  18. Text-messaging-enhanced HIV intervention for African American adolescents: a feasibility study.
  19. HIV prevention for adolescents: where do we go from here?
  20. The intersection of youth, technology, and new media with sexual health: moving the research agenda forward.
  21. The mediating roles of stress and maladaptive behaviors on self-harm and suicide attempts among runaway and homeless youth.
  22. Vocational training with HIV prevention for Ugandan youth.
  23. Hopelessness and sexual risk behavior among adolescent African American males in a low-income urban community.
  24. Finding shelter: two-year housing trajectories among homeless youth.
  25. A family intervention to reduce sexual risk behavior, substance use, and delinquency among newly homeless youth.
  26. Psychiatric risk factors for HIV disease progression: the role of inconsistent patterns of antiretroviral therapy utilization.
  27. Development and pretesting multimedia HIV-prevention text messages for mobile cell phone delivery.
  28. Protective factors associated with fewer multiple problem behaviors among homeless/runaway youth.
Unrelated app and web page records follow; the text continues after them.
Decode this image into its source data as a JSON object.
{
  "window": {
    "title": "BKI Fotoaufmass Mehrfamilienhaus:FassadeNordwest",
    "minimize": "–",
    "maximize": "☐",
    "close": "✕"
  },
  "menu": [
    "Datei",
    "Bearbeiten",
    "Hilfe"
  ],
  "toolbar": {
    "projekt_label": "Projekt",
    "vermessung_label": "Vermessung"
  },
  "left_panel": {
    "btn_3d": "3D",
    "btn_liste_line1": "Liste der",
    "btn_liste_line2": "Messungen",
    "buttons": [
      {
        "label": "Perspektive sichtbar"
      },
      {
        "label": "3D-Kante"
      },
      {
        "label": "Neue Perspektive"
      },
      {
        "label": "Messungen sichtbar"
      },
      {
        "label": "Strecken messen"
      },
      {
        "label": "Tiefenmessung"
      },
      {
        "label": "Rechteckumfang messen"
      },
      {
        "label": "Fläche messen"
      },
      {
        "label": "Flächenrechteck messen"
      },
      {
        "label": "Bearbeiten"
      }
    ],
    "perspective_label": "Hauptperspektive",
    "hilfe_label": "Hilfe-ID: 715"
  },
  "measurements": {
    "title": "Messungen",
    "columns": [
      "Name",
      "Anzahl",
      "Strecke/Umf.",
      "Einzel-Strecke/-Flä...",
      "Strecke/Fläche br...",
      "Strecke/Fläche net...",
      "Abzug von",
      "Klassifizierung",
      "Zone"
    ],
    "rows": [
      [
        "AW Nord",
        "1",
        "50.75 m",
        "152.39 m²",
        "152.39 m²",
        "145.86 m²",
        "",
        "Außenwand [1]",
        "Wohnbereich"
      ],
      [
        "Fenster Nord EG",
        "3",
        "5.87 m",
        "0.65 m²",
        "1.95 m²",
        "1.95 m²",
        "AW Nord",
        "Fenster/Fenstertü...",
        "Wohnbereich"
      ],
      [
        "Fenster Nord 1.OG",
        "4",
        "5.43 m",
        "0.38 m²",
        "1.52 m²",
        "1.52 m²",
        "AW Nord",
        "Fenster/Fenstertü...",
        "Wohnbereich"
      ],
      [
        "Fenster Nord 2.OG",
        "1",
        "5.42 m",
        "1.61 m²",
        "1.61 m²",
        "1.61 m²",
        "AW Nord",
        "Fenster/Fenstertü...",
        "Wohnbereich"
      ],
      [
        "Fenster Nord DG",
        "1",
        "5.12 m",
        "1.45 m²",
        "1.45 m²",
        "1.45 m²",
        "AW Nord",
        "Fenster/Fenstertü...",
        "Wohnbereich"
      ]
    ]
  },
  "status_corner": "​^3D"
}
  29. Efficacy of brief interventions in clinical care settings for persons living with HIV.
  30. HIV prevention and African American youth: examination of individual-level behaviour is not the only answer.
  31. WHO IS DOING WELL? A TYPOLOGY OF NEWLY HOMELESS ADOLESCENTS.
  32. Individual and environmental protective factors for risky sexual behavior among homeless youth: an exploration of gender differences.
  33. Effects of behavioral intervention on substance use among people living with HIV: the Healthy Living Project randomized controlled study.
  34. Affect regulation, stimulant use, and viral load among HIV-positive persons on anti-retroviral therapy.
  35. Efficacy of a culturally adapted intervention for youth living with HIV in Uganda.
  36. It's not just what you say: relationships of HIV dislosure and risk reduction among MSM in the post-HAART era.
  37. Self-monitoring of behaviour as a risk reduction strategy for persons living with HIV.
  38. An HIV-preventive intervention for youth living with HIV.
  39. Depressive symptomatology among HIV-positive women in the era of HAART: a stress and coping model.
  40. Who benefited from an efficacious intervention for youth living with HIV: a moderator analysis.
  41. Computerized HIV preventive intervention for adolescents: indications of efficacy.
  42. Predicting HIV transmission risk among HIV-infected men who have sex with men: findings from the healthy living project.
  43. Psychological distress, substance use, and adjustment among parents living with HIV.
  44. Health and health care among male-to-female transgender persons who are HIV positive.
  45. Insurance coverage, usual source of care, and receipt of clinically indicated care for comorbid conditions among adults living with human immunodeficiency virus.
  46. Prevention for HIV-seropositive persons: successive approximation toward a new identity.
  47. Risk behaviors of youth living with HIV: pre- and post-HAART.
  48. Predictors of substance use frequency and reductions in seriousness of use among persons living with HIV.
  49. Perceived adverse effects of antiretroviral therapy.
  50. The Healthy Living Project: an individually tailored, multidimensional intervention for HIV-infected persons.
  51. The influence of partner type and risk status on the sexual behavior of young men who have sex with men living with HIV/AIDS.
  52. Prevention for substance-using HIV-positive young people: telephone and in-person delivery.
  53. HIV transmission risk behavior among men and women living with HIV in 4 cities in the United States.
  54. Intricacies and inter-relationships between HIV disclosure and HAART: a qualitative study.
  55. Predictors of child custody plans for children whose parents are living with AIDS in New York City.
  56. Theory-guided, empirically supported avenues for intervention on HIV medication nonadherence: findings from the Healthy Living Project.
  57. Four-year behavioral outcomes of an intervention for parents living with HIV and their adolescent children.
  58. Efficacy of a preventive intervention for youths living with HIV.
  59. Negotiating behavior change with HIV-positive adolescent girls.